[Input data Boundary: Start]

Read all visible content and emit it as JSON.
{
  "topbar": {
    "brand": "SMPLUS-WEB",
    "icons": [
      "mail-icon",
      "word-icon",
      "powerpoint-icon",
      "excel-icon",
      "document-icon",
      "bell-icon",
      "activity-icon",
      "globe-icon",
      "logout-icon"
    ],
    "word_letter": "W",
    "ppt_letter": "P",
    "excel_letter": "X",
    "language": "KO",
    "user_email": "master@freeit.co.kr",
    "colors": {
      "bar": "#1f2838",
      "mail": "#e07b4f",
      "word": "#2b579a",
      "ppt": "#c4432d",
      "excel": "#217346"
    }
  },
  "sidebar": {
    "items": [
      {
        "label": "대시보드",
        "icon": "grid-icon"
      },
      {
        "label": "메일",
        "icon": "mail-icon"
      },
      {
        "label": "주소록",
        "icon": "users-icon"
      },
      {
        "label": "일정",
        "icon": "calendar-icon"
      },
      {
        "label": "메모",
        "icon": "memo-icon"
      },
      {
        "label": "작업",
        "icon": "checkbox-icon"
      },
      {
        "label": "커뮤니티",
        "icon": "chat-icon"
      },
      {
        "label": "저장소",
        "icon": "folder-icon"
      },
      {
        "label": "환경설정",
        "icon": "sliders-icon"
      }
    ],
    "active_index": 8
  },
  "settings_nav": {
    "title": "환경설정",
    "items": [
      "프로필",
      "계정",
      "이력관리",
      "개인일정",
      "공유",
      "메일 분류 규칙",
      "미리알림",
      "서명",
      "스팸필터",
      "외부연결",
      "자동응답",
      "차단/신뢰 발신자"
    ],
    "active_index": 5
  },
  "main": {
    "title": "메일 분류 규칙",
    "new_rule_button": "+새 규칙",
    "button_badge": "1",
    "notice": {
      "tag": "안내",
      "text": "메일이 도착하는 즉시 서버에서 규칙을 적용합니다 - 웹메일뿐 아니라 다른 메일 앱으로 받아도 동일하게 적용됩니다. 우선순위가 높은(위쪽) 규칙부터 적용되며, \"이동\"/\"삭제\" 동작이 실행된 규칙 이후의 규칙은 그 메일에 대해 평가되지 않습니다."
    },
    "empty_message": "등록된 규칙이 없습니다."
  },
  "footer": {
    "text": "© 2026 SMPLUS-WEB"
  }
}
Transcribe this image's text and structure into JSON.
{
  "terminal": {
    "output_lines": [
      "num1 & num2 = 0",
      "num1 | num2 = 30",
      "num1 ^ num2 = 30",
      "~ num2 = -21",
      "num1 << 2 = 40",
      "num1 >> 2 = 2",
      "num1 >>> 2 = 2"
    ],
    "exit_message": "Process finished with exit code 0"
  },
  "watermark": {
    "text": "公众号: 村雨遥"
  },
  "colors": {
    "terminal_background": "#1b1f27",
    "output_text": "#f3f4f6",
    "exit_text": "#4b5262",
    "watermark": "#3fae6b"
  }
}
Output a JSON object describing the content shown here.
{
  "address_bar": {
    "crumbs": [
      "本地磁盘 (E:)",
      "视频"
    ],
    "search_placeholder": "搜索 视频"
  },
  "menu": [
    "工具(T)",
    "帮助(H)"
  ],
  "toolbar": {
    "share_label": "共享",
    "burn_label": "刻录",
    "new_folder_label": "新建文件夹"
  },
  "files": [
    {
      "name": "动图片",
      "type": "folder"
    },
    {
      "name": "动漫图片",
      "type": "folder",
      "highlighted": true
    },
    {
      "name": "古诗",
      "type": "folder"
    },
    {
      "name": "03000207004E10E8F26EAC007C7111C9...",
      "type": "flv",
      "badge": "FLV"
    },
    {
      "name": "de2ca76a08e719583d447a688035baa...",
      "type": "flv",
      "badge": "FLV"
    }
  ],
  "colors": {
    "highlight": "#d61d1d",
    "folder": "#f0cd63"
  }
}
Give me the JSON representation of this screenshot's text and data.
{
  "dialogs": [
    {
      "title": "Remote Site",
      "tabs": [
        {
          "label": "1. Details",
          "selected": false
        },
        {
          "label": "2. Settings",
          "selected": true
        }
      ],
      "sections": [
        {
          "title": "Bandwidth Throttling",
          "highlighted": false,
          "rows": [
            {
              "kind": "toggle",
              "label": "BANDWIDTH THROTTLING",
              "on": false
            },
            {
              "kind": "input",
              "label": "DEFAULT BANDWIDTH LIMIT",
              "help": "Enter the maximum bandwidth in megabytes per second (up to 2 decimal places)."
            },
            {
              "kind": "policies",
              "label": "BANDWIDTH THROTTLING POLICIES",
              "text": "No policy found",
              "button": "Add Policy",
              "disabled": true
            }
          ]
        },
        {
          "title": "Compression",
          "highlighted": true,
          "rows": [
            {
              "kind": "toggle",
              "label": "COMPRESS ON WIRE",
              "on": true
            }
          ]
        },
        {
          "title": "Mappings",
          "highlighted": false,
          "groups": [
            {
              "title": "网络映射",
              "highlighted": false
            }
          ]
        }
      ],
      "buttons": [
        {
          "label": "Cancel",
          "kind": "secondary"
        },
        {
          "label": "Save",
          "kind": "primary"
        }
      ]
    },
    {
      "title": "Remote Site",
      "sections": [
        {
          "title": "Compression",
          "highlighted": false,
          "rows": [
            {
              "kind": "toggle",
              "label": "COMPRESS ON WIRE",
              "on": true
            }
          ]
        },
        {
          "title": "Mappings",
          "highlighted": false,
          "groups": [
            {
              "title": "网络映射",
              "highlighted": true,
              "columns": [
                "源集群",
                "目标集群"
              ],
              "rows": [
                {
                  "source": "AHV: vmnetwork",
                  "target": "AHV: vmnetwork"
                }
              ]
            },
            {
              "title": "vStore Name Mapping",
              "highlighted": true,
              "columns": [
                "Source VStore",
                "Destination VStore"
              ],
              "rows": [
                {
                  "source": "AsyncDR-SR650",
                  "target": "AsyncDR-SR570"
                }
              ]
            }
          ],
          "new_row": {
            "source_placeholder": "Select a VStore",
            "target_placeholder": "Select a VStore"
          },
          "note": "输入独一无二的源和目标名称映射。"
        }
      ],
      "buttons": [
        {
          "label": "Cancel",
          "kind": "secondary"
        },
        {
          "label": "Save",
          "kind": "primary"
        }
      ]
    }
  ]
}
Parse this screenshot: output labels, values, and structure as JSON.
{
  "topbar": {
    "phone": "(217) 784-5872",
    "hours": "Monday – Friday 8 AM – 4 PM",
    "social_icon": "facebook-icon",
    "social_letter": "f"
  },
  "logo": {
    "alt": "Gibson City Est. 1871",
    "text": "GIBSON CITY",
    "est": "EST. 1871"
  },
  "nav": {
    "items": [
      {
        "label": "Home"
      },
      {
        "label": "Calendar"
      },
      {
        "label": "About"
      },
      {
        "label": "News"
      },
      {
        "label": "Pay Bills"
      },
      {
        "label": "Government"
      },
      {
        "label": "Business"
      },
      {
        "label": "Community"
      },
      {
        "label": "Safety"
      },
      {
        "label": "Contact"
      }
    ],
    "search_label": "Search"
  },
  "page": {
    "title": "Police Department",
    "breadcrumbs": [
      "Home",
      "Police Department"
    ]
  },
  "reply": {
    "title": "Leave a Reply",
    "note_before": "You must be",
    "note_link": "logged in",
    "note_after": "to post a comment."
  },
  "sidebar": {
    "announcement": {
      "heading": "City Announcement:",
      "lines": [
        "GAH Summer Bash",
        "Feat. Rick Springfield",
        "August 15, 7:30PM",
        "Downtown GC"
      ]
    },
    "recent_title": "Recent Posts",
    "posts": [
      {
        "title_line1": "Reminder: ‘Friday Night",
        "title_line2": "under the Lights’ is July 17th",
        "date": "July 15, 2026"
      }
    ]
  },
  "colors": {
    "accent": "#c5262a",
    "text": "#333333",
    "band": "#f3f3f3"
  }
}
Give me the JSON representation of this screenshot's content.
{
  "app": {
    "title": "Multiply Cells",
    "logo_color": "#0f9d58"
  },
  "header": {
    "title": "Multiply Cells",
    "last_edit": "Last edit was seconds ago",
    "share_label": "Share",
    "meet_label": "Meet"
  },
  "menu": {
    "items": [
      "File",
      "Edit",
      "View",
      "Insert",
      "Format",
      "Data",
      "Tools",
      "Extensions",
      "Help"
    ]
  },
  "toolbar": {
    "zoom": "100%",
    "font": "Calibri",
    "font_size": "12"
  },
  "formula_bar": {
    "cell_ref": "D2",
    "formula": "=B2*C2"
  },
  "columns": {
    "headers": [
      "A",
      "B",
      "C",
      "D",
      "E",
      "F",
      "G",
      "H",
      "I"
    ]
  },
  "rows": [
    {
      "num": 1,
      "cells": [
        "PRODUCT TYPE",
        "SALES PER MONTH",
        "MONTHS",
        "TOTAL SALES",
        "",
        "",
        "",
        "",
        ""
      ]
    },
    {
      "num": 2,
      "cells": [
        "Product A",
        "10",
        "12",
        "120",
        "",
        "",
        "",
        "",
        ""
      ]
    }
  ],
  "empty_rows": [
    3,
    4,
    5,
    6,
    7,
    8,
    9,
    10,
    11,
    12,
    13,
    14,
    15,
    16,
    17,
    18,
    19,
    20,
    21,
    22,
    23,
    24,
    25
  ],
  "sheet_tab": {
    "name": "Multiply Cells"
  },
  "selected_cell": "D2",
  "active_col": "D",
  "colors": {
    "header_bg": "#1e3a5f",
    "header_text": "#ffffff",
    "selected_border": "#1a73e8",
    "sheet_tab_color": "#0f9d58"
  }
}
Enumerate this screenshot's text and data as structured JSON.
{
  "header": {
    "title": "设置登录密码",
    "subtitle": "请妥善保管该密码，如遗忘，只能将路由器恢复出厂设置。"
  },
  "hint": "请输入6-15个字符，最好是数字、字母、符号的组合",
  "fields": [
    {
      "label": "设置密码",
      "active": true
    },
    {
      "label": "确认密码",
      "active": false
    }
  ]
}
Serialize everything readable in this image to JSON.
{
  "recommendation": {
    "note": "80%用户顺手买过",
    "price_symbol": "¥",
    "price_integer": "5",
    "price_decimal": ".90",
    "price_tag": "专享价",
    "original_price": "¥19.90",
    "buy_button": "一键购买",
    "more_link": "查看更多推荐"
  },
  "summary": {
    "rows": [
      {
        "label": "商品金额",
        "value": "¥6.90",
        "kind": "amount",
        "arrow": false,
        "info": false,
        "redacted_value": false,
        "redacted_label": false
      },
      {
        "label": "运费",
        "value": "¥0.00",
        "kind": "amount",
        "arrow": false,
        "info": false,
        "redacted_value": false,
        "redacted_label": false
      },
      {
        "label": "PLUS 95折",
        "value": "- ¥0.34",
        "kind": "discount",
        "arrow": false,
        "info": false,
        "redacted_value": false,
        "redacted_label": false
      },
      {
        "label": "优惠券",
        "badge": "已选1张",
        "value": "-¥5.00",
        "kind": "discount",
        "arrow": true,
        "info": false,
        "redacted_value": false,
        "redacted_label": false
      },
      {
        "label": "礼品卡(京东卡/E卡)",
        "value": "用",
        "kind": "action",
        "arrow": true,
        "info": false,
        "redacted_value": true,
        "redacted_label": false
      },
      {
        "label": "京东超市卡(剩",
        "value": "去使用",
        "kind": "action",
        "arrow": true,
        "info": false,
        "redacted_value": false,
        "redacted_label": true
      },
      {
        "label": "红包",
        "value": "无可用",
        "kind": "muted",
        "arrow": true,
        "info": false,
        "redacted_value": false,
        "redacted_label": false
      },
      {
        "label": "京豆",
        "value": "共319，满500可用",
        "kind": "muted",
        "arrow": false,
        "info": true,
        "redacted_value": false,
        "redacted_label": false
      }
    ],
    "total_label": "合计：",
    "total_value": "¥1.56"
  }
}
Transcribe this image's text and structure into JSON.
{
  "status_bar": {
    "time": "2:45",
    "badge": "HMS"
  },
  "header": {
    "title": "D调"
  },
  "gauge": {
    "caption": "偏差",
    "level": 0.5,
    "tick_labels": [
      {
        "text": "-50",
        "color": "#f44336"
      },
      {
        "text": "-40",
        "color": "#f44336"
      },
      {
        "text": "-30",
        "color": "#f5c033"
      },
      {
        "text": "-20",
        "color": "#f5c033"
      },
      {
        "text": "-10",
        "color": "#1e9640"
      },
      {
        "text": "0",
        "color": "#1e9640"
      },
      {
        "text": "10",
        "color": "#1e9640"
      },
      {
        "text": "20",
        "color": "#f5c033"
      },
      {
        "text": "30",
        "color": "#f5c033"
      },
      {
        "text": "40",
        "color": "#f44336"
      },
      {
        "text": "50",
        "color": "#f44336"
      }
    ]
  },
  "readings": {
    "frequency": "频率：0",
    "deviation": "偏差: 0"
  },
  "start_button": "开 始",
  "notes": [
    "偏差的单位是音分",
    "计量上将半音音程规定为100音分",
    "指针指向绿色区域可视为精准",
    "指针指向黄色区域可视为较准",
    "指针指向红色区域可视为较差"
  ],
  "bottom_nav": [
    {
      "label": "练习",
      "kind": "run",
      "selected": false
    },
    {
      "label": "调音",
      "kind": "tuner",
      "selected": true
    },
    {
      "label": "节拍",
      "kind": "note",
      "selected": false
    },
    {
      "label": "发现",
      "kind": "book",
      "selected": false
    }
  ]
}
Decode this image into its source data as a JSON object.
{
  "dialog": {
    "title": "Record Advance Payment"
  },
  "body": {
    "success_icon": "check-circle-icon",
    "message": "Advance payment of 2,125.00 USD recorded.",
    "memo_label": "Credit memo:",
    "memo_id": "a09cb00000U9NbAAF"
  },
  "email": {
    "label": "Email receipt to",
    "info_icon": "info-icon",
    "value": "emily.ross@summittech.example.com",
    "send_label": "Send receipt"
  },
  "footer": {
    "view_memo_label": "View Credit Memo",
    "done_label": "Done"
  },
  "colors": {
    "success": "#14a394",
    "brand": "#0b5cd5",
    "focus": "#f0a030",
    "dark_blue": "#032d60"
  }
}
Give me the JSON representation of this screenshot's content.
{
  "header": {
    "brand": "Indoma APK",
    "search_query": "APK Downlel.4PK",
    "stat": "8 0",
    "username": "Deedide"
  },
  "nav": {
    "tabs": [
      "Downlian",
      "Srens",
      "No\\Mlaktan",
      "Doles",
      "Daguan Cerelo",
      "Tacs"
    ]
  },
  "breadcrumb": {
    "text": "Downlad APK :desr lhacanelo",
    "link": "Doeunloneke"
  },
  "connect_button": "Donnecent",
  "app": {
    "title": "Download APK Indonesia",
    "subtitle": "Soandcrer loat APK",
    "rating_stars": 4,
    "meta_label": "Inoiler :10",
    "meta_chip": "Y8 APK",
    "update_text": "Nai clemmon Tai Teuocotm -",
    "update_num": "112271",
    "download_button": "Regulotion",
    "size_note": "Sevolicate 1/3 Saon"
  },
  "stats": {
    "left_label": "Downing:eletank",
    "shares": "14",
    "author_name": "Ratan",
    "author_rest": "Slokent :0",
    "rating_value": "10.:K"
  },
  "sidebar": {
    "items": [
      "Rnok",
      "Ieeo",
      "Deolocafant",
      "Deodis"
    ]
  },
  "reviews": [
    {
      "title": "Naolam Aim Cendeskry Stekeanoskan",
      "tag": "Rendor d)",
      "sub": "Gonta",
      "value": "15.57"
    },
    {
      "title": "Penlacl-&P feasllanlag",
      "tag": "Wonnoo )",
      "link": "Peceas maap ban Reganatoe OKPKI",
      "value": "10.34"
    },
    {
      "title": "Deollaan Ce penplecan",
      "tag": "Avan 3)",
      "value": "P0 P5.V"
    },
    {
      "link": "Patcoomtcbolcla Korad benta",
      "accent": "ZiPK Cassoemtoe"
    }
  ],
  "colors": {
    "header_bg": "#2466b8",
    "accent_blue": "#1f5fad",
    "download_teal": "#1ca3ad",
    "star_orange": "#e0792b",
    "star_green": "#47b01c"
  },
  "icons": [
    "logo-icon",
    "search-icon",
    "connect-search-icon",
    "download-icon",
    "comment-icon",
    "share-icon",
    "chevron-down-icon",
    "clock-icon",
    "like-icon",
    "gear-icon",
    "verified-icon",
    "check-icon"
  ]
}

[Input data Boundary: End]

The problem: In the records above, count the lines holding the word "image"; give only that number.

Result of this exercise: 4